Each entry, in full: reproduce it exactly.
◇ ◇ ◇ ◇
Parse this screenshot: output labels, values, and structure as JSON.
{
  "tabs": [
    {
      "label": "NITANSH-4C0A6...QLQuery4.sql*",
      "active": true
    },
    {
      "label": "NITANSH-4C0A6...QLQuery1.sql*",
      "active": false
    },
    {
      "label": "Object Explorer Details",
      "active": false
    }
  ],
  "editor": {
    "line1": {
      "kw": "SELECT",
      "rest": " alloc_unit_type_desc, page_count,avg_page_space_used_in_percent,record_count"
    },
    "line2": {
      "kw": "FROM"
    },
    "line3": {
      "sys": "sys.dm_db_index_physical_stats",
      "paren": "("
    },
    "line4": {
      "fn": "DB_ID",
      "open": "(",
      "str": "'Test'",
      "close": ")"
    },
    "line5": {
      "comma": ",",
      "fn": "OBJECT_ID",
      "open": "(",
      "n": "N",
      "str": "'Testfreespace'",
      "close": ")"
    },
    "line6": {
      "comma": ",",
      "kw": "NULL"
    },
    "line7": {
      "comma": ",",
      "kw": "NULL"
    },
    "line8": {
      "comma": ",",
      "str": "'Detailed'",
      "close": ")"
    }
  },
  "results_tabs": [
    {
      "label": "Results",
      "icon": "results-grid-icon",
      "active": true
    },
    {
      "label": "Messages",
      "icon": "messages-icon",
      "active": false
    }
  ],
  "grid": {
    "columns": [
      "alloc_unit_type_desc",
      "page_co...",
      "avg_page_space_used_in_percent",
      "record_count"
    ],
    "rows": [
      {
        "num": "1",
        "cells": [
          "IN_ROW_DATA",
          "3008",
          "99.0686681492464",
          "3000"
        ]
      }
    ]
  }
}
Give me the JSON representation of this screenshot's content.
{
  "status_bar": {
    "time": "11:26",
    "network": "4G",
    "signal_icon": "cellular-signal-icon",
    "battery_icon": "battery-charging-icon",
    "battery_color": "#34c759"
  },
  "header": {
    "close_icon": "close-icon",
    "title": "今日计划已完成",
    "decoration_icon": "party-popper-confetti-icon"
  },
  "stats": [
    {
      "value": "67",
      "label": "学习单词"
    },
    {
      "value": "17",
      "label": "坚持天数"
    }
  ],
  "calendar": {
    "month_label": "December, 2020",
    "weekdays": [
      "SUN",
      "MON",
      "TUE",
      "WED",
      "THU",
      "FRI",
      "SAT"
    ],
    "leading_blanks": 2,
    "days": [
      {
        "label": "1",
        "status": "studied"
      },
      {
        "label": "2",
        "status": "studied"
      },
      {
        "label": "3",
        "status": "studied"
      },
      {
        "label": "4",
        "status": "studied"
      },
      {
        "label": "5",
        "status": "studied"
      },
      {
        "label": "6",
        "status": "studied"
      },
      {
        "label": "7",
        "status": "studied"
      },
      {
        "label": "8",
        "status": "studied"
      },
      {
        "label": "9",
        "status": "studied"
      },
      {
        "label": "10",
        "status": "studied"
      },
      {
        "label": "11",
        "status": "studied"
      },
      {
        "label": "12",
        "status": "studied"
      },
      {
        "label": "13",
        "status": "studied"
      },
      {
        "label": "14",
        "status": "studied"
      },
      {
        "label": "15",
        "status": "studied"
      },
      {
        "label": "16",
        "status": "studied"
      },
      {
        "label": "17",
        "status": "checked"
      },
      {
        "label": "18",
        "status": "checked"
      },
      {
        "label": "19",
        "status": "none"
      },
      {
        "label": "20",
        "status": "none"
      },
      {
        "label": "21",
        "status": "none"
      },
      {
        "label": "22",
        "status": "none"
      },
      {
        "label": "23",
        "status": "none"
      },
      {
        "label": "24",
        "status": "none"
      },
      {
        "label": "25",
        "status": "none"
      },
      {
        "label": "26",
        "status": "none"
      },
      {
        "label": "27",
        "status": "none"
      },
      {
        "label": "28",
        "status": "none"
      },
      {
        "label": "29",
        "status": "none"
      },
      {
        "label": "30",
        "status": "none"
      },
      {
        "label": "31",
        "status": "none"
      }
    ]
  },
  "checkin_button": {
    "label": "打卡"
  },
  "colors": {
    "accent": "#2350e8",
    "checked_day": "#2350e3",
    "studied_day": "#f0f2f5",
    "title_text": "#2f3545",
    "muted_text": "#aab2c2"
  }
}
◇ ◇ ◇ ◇
* Written solution:
Parse this screenshot: output labels, values, and structure as JSON.
{
  "tabs": [
    {
      "label": "NITANSH-4C0A6...QLQuery4.sql*",
      "active": true
    },
    {
      "label": "NITANSH-4C0A6...QLQuery1.sql*",
      "active": false
    },
    {
      "label": "Object Explorer Details",
      "active": false
    }
  ],
  "editor": {
    "line1": {
      "kw": "SELECT",
      "rest": " alloc_unit_type_desc, page_count,avg_page_space_used_in_percent,record_count"
    },
    "line2": {
      "kw": "FROM"
    },
    "line3": {
      "sys": "sys.dm_db_index_physical_stats",
      "paren": "("
    },
    "line4": {
      "fn": "DB_ID",
      "open": "(",
      "str": "'Test'",
      "close": ")"
    },
    "line5": {
      "comma": ",",
      "fn": "OBJECT_ID",
      "open": "(",
      "n": "N",
      "str": "'Testfreespace'",
      "close": ")"
    },
    "line6": {
      "comma": ",",
      "kw": "NULL"
    },
    "line7": {
      "comma": ",",
      "kw": "NULL"
    },
    "line8": {
      "comma": ",",
      "str": "'Detailed'",
      "close": ")"
    }
  },
  "results_tabs": [
    {
      "label": "Results",
      "icon": "results-grid-icon",
      "active": true
    },
    {
      "label": "Messages",
      "icon": "messages-icon",
      "active": false
    }
  ],
  "grid": {
    "columns": [
      "alloc_unit_type_desc",
      "page_co...",
      "avg_page_space_used_in_percent",
      "record_count"
    ],
    "rows": [
      {
        "num": "1",
        "cells": [
          "IN_ROW_DATA",
          "3008",
          "99.0686681492464",
          "3000"
        ]
      }
    ]
  }
}
Give me the JSON representation of this screenshot's content.
{
  "status_bar": {
    "time": "11:26",
    "network": "4G",
    "signal_icon": "cellular-signal-icon",
    "battery_icon": "battery-charging-icon",
    "battery_color": "#34c759"
  },
  "header": {
    "close_icon": "close-icon",
    "title": "今日计划已完成",
    "decoration_icon": "party-popper-confetti-icon"
  },
  "stats": [
    {
      "value": "67",
      "label": "学习单词"
    },
    {
      "value": "17",
      "label": "坚持天数"
    }
  ],
  "calendar": {
    "month_label": "December, 2020",
    "weekdays": [
      "SUN",
      "MON",
      "TUE",
      "WED",
      "THU",
      "FRI",
      "SAT"
    ],
    "leading_blanks": 2,
    "days": [
      {
        "label": "1",
        "status": "studied"
      },
      {
        "label": "2",
        "status": "studied"
      },
      {
        "label": "3",
        "status": "studied"
      },
      {
        "label": "4",
        "status": "studied"
      },
      {
        "label": "5",
        "status": "studied"
      },
      {
        "label": "6",
        "status": "studied"
      },
      {
        "label": "7",
        "status": "studied"
      },
      {
        "label": "8",
        "status": "studied"
      },
      {
        "label": "9",
        "status": "studied"
      },
      {
        "label": "10",
        "status": "studied"
      },
      {
        "label": "11",
        "status": "studied"
      },
      {
        "label": "12",
        "status": "studied"
      },
      {
        "label": "13",
        "status": "studied"
      },
      {
        "label": "14",
        "status": "studied"
      },
      {
        "label": "15",
        "status": "studied"
      },
      {
        "label": "16",
        "status": "studied"
      },
      {
        "label": "17",
        "status": "checked"
      },
      {
        "label": "18",
        "status": "checked"
      },
      {
        "label": "19",
        "status": "none"
      },
      {
        "label": "20",
        "status": "none"
      },
      {
        "label": "21",
        "status": "none"
      },
      {
        "label": "22",
        "status": "none"
      },
      {
        "label": "23",
        "status": "none"
      },
      {
        "label": "24",
        "status": "none"
      },
      {
        "label": "25",
        "status": "none"
      },
      {
        "label": "26",
        "status": "none"
      },
      {
        "label": "27",
        "status": "none"
      },
      {
        "label": "28",
        "status": "none"
      },
      {
        "label": "29",
        "status": "none"
      },
      {
        "label": "30",
        "status": "none"
      },
      {
        "label": "31",
        "status": "none"
      }
    ]
  },
  "checkin_button": {
    "label": "打卡"
  },
  "colors": {
    "accent": "#2350e8",
    "checked_day": "#2350e3",
    "studied_day": "#f0f2f5",
    "title_text": "#2f3545",
    "muted_text": "#aab2c2"
  }
}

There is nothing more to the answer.